2. The "school" in its entirety is just too large for 1 SRO. I think we need 1 at every school but even better would be 2 at each school. But at the same time, fiscally, I realize this is not likely. So I do think exploring options such as arming teachers makes a ton of sense. This has been a hotly debated topic in town but most of the "anti's" on the subject are your typical liberals who think we need to ban guns all together anyway (as if that some how would help anything?!!!). But fortunately this town happens to be #5 in the state in terms of LTC permits- this tells me two things, one that a ton of the town recognizes the need to be armed, and the police chief sees it as a right as well (Ive talked with him a lot about this and hes funny on this as compared to a lot in MA....he said "Will, those people (against LTC etc) haven't read the Constitution, its everyone's RIGHT! This isn't my decision."

So I at least know there is a lot of support for an armed presence and most believe teachers should be part of that. I have read recently about the FASTER program (in Ohio and CO) that trains teachers both in armed training but also medical/1st aid training to help treat wounded (I don't even want to think about FL and the "cost" of the Sheriffs staying outside and then not letting paramedics in....) and I like that approach (I know ALICE also has something similar in the Raider portion of their program).

3. Within the school I would like to see specific things done to protect classrooms. I saw this the other day and thought this could be a positive step: http://dominatesafety.com/ But we also (at least in the HS) have large windows next to every door. I am thinking a metal "storm shutter" could be in place that can be closed securely to cover the window. It could be painted on the inside with white marker paint so as to be a bulletin board when "open". But could be closed as necessary.
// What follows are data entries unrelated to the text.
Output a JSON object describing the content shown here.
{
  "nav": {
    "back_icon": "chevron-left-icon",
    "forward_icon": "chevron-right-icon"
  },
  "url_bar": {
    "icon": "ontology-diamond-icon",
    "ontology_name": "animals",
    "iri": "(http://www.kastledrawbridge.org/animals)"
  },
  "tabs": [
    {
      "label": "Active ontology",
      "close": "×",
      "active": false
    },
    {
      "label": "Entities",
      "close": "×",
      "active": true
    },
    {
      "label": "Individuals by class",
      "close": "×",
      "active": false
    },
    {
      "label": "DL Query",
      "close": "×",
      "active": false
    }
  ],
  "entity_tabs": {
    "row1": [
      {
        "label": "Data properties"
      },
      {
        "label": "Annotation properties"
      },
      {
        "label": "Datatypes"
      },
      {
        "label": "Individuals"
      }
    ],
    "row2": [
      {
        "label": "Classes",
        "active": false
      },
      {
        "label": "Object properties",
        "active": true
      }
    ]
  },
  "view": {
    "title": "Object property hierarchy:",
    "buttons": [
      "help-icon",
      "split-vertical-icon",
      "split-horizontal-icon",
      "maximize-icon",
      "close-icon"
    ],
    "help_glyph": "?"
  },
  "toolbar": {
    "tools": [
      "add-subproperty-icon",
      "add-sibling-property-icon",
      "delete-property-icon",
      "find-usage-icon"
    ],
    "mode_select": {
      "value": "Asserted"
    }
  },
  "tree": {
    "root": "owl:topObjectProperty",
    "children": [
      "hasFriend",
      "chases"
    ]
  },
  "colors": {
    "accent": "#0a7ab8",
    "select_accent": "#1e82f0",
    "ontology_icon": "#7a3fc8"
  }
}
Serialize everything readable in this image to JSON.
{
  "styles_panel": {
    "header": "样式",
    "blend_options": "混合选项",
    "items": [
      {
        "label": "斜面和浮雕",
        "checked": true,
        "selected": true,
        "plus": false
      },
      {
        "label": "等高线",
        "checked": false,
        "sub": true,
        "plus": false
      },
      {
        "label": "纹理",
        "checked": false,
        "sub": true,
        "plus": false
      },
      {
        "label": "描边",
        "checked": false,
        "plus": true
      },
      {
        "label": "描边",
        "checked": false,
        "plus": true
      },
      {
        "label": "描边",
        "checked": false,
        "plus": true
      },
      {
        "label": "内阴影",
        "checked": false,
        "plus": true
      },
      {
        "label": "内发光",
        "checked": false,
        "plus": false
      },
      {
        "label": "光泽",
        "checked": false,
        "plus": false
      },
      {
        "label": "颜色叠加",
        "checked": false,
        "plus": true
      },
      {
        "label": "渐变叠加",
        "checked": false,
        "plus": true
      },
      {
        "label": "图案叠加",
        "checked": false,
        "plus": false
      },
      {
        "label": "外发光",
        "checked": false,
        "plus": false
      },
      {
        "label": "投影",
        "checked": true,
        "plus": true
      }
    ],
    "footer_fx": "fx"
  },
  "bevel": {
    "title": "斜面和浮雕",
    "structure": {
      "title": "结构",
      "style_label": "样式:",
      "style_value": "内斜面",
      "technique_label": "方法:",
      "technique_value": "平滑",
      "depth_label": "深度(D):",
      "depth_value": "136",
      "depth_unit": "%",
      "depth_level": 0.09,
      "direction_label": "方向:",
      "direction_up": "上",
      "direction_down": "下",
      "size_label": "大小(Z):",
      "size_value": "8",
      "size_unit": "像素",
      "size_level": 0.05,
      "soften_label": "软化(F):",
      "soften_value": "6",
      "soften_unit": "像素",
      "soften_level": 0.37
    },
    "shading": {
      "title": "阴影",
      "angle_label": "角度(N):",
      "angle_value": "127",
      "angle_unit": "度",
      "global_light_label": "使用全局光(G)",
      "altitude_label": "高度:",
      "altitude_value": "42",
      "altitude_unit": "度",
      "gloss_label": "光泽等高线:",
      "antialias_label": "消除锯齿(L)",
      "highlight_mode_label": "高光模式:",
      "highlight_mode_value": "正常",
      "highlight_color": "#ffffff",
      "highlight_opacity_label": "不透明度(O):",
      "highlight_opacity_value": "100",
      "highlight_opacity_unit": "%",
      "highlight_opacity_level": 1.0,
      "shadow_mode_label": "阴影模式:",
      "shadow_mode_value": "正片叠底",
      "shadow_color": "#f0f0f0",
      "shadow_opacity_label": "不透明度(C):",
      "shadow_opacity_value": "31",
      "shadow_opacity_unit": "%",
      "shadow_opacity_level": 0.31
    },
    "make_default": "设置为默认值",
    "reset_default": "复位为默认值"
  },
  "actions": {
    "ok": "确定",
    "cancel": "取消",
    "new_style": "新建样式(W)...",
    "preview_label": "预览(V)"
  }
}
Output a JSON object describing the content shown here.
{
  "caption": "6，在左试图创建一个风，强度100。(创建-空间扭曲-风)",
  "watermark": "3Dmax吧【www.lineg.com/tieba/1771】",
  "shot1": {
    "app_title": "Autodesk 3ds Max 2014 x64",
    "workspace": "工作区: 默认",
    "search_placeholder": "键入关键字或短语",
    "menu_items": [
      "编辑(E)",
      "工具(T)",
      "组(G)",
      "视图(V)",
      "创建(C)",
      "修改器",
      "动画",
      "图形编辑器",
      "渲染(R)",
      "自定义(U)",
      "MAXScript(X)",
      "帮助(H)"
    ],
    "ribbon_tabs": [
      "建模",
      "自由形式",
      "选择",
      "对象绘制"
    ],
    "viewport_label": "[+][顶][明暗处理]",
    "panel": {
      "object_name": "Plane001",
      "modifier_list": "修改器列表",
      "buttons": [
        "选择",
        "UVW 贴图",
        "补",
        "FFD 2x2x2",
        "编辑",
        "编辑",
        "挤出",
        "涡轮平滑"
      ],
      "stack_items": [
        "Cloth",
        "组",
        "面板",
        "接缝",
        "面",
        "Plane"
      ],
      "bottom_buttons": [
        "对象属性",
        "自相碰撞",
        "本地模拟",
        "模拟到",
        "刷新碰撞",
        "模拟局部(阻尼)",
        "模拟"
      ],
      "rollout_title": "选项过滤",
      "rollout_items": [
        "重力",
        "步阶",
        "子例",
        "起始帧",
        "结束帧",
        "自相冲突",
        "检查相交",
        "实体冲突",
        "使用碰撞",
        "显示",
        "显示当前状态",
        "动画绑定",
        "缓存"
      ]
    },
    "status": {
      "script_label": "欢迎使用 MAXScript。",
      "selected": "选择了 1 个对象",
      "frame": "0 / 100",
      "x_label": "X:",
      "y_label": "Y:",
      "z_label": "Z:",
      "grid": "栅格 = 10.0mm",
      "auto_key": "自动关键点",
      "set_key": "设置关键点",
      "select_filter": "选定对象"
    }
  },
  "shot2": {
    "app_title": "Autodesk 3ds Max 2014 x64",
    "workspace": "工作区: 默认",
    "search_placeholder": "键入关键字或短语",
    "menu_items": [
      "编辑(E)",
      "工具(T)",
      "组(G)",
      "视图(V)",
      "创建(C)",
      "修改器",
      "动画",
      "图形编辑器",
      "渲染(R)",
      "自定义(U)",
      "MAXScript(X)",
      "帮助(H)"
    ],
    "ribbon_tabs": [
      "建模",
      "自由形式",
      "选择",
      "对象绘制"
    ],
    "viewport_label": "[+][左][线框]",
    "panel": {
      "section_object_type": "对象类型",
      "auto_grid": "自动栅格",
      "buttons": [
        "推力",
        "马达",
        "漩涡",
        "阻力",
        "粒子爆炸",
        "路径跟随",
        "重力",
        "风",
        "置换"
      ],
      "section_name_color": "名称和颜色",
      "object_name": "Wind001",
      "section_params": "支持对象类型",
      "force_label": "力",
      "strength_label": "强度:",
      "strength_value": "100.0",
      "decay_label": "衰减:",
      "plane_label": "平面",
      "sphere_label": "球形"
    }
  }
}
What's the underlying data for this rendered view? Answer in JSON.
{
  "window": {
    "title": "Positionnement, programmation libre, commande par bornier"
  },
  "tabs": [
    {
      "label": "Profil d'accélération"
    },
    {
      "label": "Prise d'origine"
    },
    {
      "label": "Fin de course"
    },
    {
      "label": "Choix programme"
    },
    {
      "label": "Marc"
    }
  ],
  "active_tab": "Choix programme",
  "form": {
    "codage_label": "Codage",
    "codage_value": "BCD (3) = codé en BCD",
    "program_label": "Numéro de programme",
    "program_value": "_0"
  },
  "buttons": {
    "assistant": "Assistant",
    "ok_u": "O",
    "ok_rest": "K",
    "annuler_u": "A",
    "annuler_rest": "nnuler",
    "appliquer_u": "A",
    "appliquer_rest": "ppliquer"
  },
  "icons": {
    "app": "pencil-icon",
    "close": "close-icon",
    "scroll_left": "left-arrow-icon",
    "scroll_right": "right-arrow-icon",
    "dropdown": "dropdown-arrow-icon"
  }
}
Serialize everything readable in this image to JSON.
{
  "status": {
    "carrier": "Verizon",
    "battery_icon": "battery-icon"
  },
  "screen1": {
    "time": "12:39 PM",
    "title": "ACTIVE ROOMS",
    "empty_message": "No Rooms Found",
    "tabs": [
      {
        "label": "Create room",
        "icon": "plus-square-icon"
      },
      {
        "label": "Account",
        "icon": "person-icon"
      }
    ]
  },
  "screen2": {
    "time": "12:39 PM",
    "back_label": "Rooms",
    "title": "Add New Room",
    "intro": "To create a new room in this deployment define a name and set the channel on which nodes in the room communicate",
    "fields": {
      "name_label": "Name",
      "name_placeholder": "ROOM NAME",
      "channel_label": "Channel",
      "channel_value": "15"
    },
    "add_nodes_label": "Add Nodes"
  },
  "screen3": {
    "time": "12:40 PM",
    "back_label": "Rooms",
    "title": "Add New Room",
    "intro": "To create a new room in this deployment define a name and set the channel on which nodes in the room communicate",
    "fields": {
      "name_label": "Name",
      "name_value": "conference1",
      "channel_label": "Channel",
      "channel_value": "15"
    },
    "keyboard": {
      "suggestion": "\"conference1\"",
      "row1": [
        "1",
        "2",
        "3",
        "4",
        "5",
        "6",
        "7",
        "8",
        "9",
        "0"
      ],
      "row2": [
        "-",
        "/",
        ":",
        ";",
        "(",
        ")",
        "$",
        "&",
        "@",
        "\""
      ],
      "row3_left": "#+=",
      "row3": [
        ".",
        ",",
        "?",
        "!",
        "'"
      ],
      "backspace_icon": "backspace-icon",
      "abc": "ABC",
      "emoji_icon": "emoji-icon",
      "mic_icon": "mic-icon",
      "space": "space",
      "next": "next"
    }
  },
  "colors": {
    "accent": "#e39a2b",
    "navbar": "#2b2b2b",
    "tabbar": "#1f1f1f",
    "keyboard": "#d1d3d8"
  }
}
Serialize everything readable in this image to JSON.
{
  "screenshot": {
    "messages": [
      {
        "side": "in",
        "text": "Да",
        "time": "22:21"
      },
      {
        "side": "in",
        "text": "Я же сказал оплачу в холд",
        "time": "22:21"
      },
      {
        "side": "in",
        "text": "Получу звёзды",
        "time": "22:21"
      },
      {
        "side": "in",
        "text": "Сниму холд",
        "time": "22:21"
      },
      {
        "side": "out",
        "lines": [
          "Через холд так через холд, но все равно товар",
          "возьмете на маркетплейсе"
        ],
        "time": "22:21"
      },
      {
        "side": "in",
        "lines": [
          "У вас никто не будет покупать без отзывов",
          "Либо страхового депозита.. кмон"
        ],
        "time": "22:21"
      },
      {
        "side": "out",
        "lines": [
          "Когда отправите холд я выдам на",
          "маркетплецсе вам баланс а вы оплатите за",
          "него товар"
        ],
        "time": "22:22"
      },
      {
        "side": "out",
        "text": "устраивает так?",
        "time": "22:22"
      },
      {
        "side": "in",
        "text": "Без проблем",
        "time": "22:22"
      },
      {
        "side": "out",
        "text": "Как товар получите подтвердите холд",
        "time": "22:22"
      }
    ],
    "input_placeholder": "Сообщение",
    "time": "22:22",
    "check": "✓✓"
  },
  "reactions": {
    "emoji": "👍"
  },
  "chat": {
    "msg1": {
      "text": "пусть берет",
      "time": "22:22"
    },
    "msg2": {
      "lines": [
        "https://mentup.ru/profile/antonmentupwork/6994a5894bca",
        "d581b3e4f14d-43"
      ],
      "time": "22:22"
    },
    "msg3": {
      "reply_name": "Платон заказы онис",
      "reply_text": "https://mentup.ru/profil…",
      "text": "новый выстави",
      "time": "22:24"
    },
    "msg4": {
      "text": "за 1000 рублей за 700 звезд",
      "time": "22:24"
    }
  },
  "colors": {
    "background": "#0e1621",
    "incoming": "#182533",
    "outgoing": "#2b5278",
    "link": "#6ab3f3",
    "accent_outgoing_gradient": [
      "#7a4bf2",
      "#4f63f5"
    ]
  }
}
Anyway.....I'll shut up. This has been too long a post, so I am sorry. But I do welcome any ideas anyone has about what they have seen in their town, or what they see here that deserves another look. Thanks! :)